A survey conducted by the German Emnid polling institute found that 79% of Germans reject the installation of wind turbines in forests. That’s the result of a survey commissioned by the Deutschen Wildtier Stiftung (German Wildlife Foundation).
Not only are there plans to disfigure and destroy forest regions in Germany, it is already a sad reality in Vermont (New England). Here an aerial photo of a portion of the Lowell Mountain wind park shows how the once natural mountain was blasted with dynamite and forests cleared and industrialized. Photo: courtesy of Daniel F.
When asked if they agreed with the statement: “For the construction of more wind energy, in general no forest areas should disappear or be cut down.”, 79 percent replied with: “I agree!” Only 11% agreed with: “for additional wind parks also forest areas should be cleared away or cut down.” The Emnid Institute survey also determined that the public’s interest in the issue of wind parks in forests is very high. Only 8% said that the issue did not interest them.
For the Deutsche Wildtier Stiftung, the Emind results prove that a large majority of the German population reject wind parks in forests. “Wind power at any cost must not be the result of the Engergiewende,” emphasized Prof. Dr. Fritz Vahrenholt, Chairman of the German Wildlife Foundation. “The citizens of Germany do not want forests to become the victims of a one-dimensional climate policy.“ People think it is important to keep forests and biodiversity intact. Even 65% of those responding said: “In the case of any doubt, the construction of wind turbines must yield to the protection of birds and other animals”.
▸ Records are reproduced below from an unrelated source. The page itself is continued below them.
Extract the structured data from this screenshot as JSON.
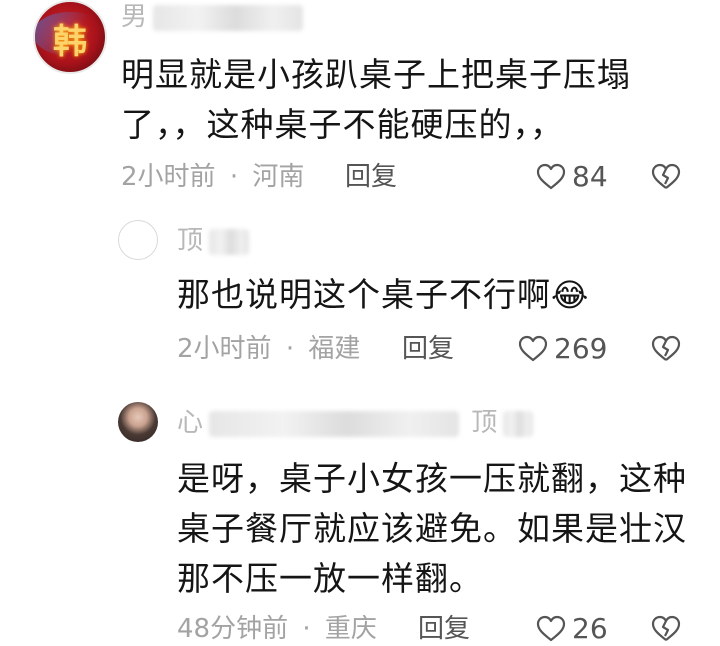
{
  "comments": [
    {
      "author": "男",
      "text": "明显就是小孩趴桌子上把桌子压塌了，，这种桌子不能硬压的，，",
      "text_lines": [
        "明显就是小孩趴桌子上把桌子压塌",
        "了，，这种桌子不能硬压的，，"
      ],
      "time": "2小时前",
      "location": "河南",
      "reply_label": "回复",
      "likes": "84",
      "avatar_glyph": "韩"
    },
    {
      "author": "顶",
      "text": "那也说明这个桌子不行啊",
      "text_lines": [
        "那也说明这个桌子不行啊"
      ],
      "time": "2小时前",
      "location": "福建",
      "reply_label": "回复",
      "likes": "269",
      "emoji": "😂"
    },
    {
      "author": "心",
      "author_tail": "顶",
      "text": "是呀，桌子小女孩一压就翻，这种桌子餐厅就应该避免。如果是壮汉那不压一放一样翻。",
      "text_lines": [
        "是呀，桌子小女孩一压就翻，这种",
        "桌子餐厅就应该避免。如果是壮汉",
        "那不压一放一样翻。"
      ],
      "time": "48分钟前",
      "location": "重庆",
      "reply_label": "回复",
      "likes": "26"
    }
  ],
  "meta_separator": "·",
  "colors": {
    "accent_avatar": "#c0181c",
    "meta": "#a3a3a3"
  }
}
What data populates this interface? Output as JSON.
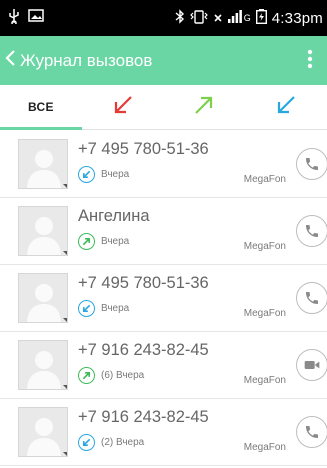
{
  "status_bar": {
    "time": "4:33pm",
    "sim_label": "G"
  },
  "app_bar": {
    "title": "Журнал вызовов"
  },
  "tabs": [
    {
      "label": "ВСЕ",
      "icon": "all-calls",
      "active": true
    },
    {
      "label": "",
      "icon": "missed-call-arrow-icon",
      "color": "#e53935"
    },
    {
      "label": "",
      "icon": "outgoing-call-arrow-icon",
      "color": "#7ed04b"
    },
    {
      "label": "",
      "icon": "incoming-call-arrow-icon",
      "color": "#29a8e0"
    }
  ],
  "colors": {
    "accent": "#69d6a4",
    "incoming": "#29a8e0",
    "outgoing": "#3dbb5a",
    "missed": "#e53935"
  },
  "calls": [
    {
      "name": "+7 495 780-51-36",
      "type": "incoming",
      "time": "Вчера",
      "carrier": "MegaFon",
      "action": "call-icon"
    },
    {
      "name": "Ангелина",
      "type": "outgoing",
      "time": "Вчера",
      "carrier": "MegaFon",
      "action": "call-icon"
    },
    {
      "name": "+7 495 780-51-36",
      "type": "incoming",
      "time": "Вчера",
      "carrier": "MegaFon",
      "action": "call-icon"
    },
    {
      "name": "+7 916 243-82-45",
      "type": "outgoing",
      "time": "(6) Вчера",
      "carrier": "MegaFon",
      "action": "video-call-icon"
    },
    {
      "name": "+7 916 243-82-45",
      "type": "incoming",
      "time": "(2) Вчера",
      "carrier": "MegaFon",
      "action": "call-icon"
    }
  ]
}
The thoughtless construction of wind energy in the forest is a serious threat. “Opening up forests to allow wind parks leads to the endangerment of rare species,” Prof. Dr. Vahrenholt criticized. Every year in Germany up to 240,000 bats are killed by wind turbine rotors. Although they are able to dodge the moving rotors, the negative pressure in the rotor’s wake causes the bats’ lungs to burst. Most of the domestic bats are on the endangered species list.
Bird species like the rare lesser spotted eagle, the red kite and the black stork are especially sensitive to turbines. For example half of the breeding population of the black stork disappeared in just 6 years at the Vogelsberg site in the state of Hesse after 125 wind turbines were constructed. Many predatory birds die in collisions with rotors.
“So far only the state of Saxony Anhalt has opted not to allow wind parks in forests,” says Prof. Vahrenholt. In German states with large forest areas, such as Baden-Wuerttemberg, Rhineland-Palatinate, North Rhine Westphalia, Hesse and Brandenburg, there are already decrees to allow the construction of wind parks despite regional resistance to them,” said Vahrenholt.
Moreover Emnid found that among those surveyed, wind energy in forests is not a matter of personal preference, but one of a greater good – namely forest as a space for life. On the question: “Would you feel disturbed about wind turbines in the forest?”, 43% answered with “yes”.